Accident Boeing P-26B Peashooter 33-195, Monday 4 March 1940
ASN logo
This information is added by users of ASN. Neither ASN nor the Flight Safety Foundation are responsible for the completeness or correctness of this information. If you feel this information is incomplete or incorrect, you can submit corrected information.

Date:Monday 4 March 1940
Type:Boeing P-26B Peashooter
Owner/operator:6th Pursuit Sqn USAAC
Registration: 33-195
Fatalities:Fatalities: 0 / Occupants: 1
Other fatalities:0
Aircraft damage: Destroyed
Location:near Fort Kamehameha, Oahu, HI -   United States of America
Phase: En route
Departure airport:
Destination airport:
Shortly after 0600 hrs on 4 March 1940, as the “Honololu Clipper” flyingboat arrived at Hawaii bringing the Army’s Chieff of Staff, General George C. Marshall, on a tour of inspection, pursuit planes from Wheeler Field and bombers from Hickam Field took off to escort it.

As the clipper landed in Pearl Harbor, the Air Corps units began to pass in review, with the bombers in the lead followed by the P-26s and P-36s. As the 15-strong formation of P-26s were making a right turn over John Rodgers Airport at an altitude if 2,000 ft to join the procession, 2nd Lt Walter S Rector, leading the fourth element of three planes, collided with 2nd Lt Malcolm A Moore, who was flying the left wing formation of the third element. The propeller of Lt Rector’s airplane completely several the tail section of Lt Moore’s ship, which shot upward out of control and then flipped upside down. As it shot upward, it came directly into the path of the airplane piloted by Lt Wilkins, who was flying on Lt Rector’s right. He has to pull up violently to avoid it. A small piece of the wreckage knocked a hole in the windshield of another pilot, Lt Simpson.

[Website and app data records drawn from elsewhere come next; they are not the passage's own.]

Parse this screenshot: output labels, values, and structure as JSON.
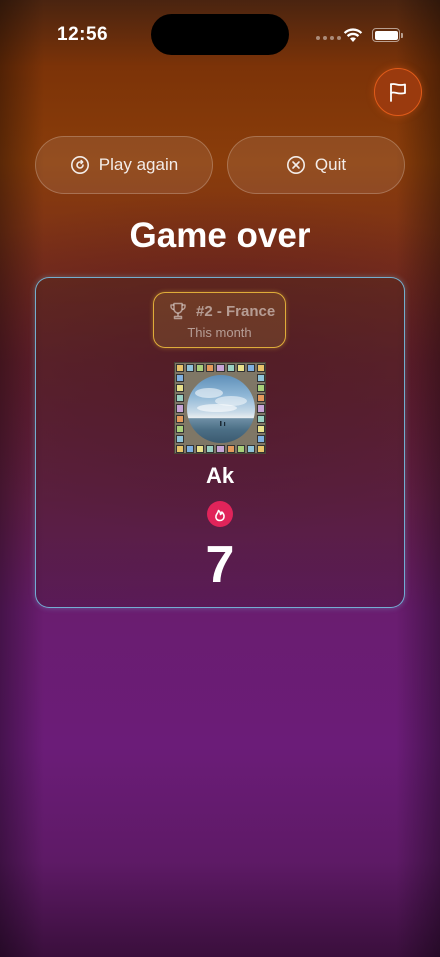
{
  "status_bar": {
    "time": "12:56"
  },
  "header": {
    "flag_icon": "flag-icon"
  },
  "actions": {
    "play_again_label": "Play again",
    "quit_label": "Quit"
  },
  "title": "Game over",
  "result_card": {
    "rank": "#2 - France",
    "period": "This month",
    "username": "Ak",
    "score": "7",
    "streak_icon": "flame-icon"
  },
  "colors": {
    "accent_orange": "#e05b1a",
    "card_border": "#78c8eb",
    "rank_border": "#ebb93c",
    "streak": "#e0245a"
  }
}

With his plane upside down, Lt Moore unhooked his safety belt, fell out of the plane, pulled the ripcord of his parachute, and drifted safely to earth.

After the collision, Lt Rector immediately turned off the ignition switch and thought he could make a landing at nearby Hickam Field, but on second thought decided that his landing hear was undoubtedly damaged to such an extent that an attempted landing would be extremely hazardous. In addition, the airplane was nose-heavy and was settling fast. He was unable to straighten up. This was caused by the tail part of Lt Moore’s airplane having become entangled with and attached to his landing gear. The wing section of the P-26 prevented Lt Rector from seeing it.

His plane having gone into a vertical spinning dive, Lt Rector released the controls to bail out. The force of the dive held him to the back of the seat, but with super-human force he kicked himself free of the falling ship. By this time the plane had fallen to about an altitude of only 600 ft, so his parachute had barely checked his fall before he struck he ground on the sea-side of Fort Kamehameha, only 50 feet from the point where his airplane hit the ground.

The remains of Lt Moore’s plane struck about 250 yards from the other airplane. Moore landed in the shallow water about 300 yards from the Fort Kamehameha shore.

Both pilots were member of 6th Pursuit Squadron. Rector was lfying the P-26B 33-185 and Moore the P-26B 33-195.


1. Air Corps Newsletter, 15 April 1940

Revision history:

04-Mar-2021 10:43 Laurent Rizzotti Updated [Time, Operator, Total fatalities, Total occupants, Other fatalities, Location, Phase, Source, Narrative]
04-Mar-2021 15:16 Koumas Updated [Operator, Location, Source, Operator]
11-Jun-2023 21:33 Ron Averes Updated

Corrections or additions? ... Edit this accident description

The Aviation Safety Network is an exclusive service provided by:
Quick Links:

CONNECT WITH US: FSF on social media FSF Facebook FSF Twitter FSF Youtube FSF LinkedIn FSF Instagram

©2024 Flight Safety Foundation

1920 Ballenger Av, 4th Fl.
Alexandria, Virginia 22314